* **Problem to solve**
Set down all of the data exactly. Pictures stay out of the copy.

* **Dataset rows describing interfaces**
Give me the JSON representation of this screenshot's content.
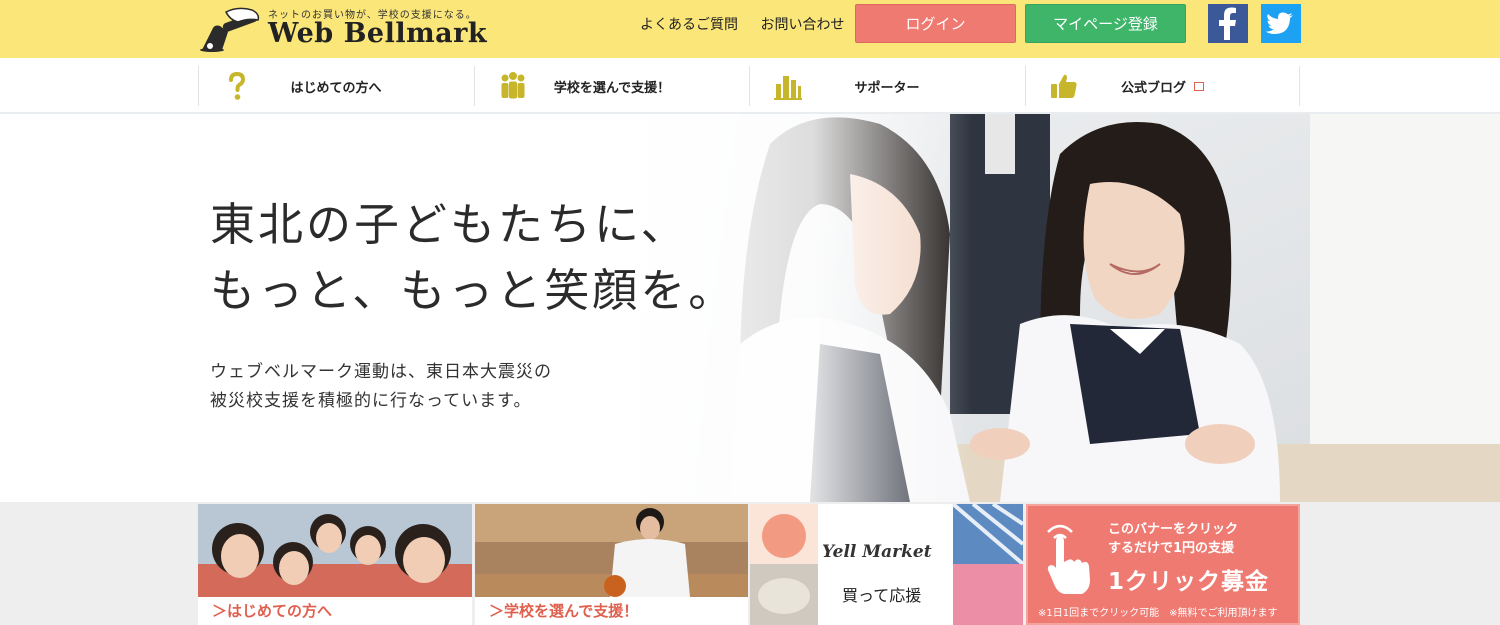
{
  "colors": {
    "topbar_bg": "#fbe679",
    "login_bg": "#ef7a72",
    "register_bg": "#3fb56a",
    "facebook": "#3b5998",
    "twitter": "#1da1f2",
    "accent_red": "#e0604f",
    "nav_icon": "#c7b62b"
  },
  "header": {
    "logo": {
      "tagline": "ネットのお買い物が、学校の支援になる。",
      "wordmark": "Web Bellmark",
      "icon": "bell-icon"
    },
    "links": [
      "よくあるご質問",
      "お問い合わせ"
    ],
    "login_label": "ログイン",
    "register_label": "マイページ登録",
    "sns": [
      "facebook-icon",
      "twitter-icon"
    ]
  },
  "nav": {
    "items": [
      {
        "label": "はじめての方へ",
        "icon": "question-mark-icon"
      },
      {
        "label": "学校を選んで支援！",
        "icon": "people-group-icon"
      },
      {
        "label": "サポーター",
        "icon": "buildings-icon"
      },
      {
        "label": "公式ブログ",
        "icon": "thumbs-up-icon",
        "external": true
      }
    ]
  },
  "hero": {
    "title": "東北の子どもたちに、\nもっと、もっと笑顔を。",
    "subtitle": "ウェブベルマーク運動は、東日本大震災の\n被災校支援を積極的に行なっています。"
  },
  "banners": {
    "b1_caption": "＞はじめての方へ",
    "b2_caption": "＞学校を選んで支援！",
    "b3_logo": "Yell Market",
    "b3_caption": "買って応援",
    "b4_line1": "このバナーをクリック",
    "b4_line2": "するだけで1円の支援",
    "b4_big": "1クリック募金",
    "b4_notes": "※1日1回までクリック可能　※無料でご利用頂けます"
  }
}
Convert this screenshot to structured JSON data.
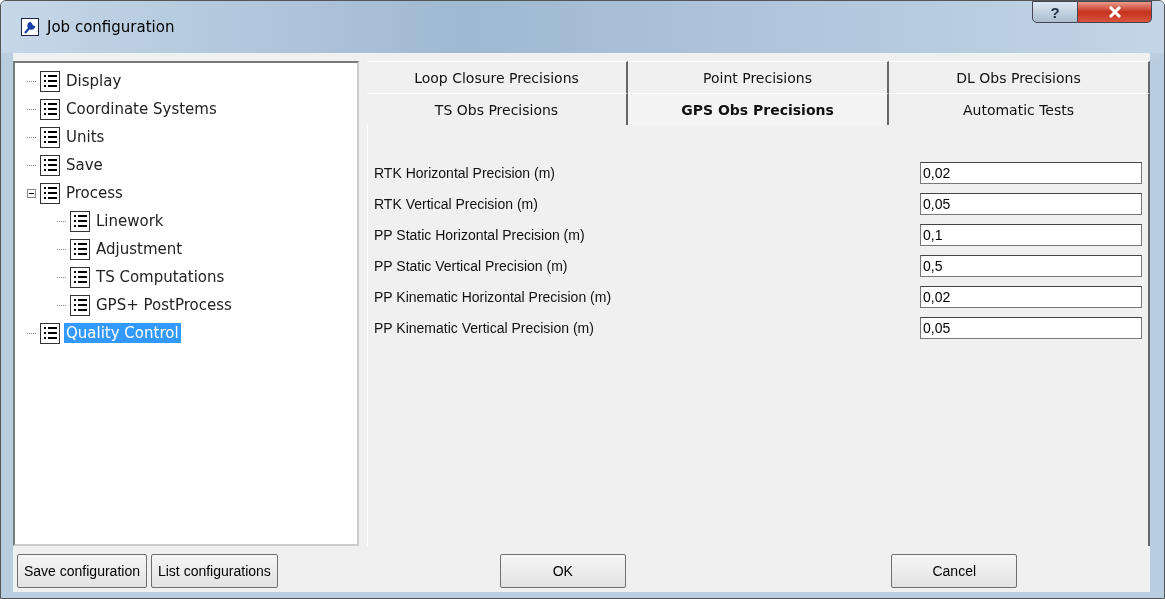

* **Exercise output**
Give me the JSON representation of this screenshot's content.
{
  "colors": {
    "topbar_bg": "#fbe679",
    "login_bg": "#ef7a72",
    "register_bg": "#3fb56a",
    "facebook": "#3b5998",
    "twitter": "#1da1f2",
    "accent_red": "#e0604f",
    "nav_icon": "#c7b62b"
  },
  "header": {
    "logo": {
      "tagline": "ネットのお買い物が、学校の支援になる。",
      "wordmark": "Web Bellmark",
      "icon": "bell-icon"
    },
    "links": [
      "よくあるご質問",
      "お問い合わせ"
    ],
    "login_label": "ログイン",
    "register_label": "マイページ登録",
    "sns": [
      "facebook-icon",
      "twitter-icon"
    ]
  },
  "nav": {
    "items": [
      {
        "label": "はじめての方へ",
        "icon": "question-mark-icon"
      },
      {
        "label": "学校を選んで支援！",
        "icon": "people-group-icon"
      },
      {
        "label": "サポーター",
        "icon": "buildings-icon"
      },
      {
        "label": "公式ブログ",
        "icon": "thumbs-up-icon",
        "external": true
      }
    ]
  },
  "hero": {
    "title": "東北の子どもたちに、\nもっと、もっと笑顔を。",
    "subtitle": "ウェブベルマーク運動は、東日本大震災の\n被災校支援を積極的に行なっています。"
  },
  "banners": {
    "b1_caption": "＞はじめての方へ",
    "b2_caption": "＞学校を選んで支援！",
    "b3_logo": "Yell Market",
    "b3_caption": "買って応援",
    "b4_line1": "このバナーをクリック",
    "b4_line2": "するだけで1円の支援",
    "b4_big": "1クリック募金",
    "b4_notes": "※1日1回までクリック可能　※無料でご利用頂けます"
  }
}
Convert this screenshot to structured JSON data.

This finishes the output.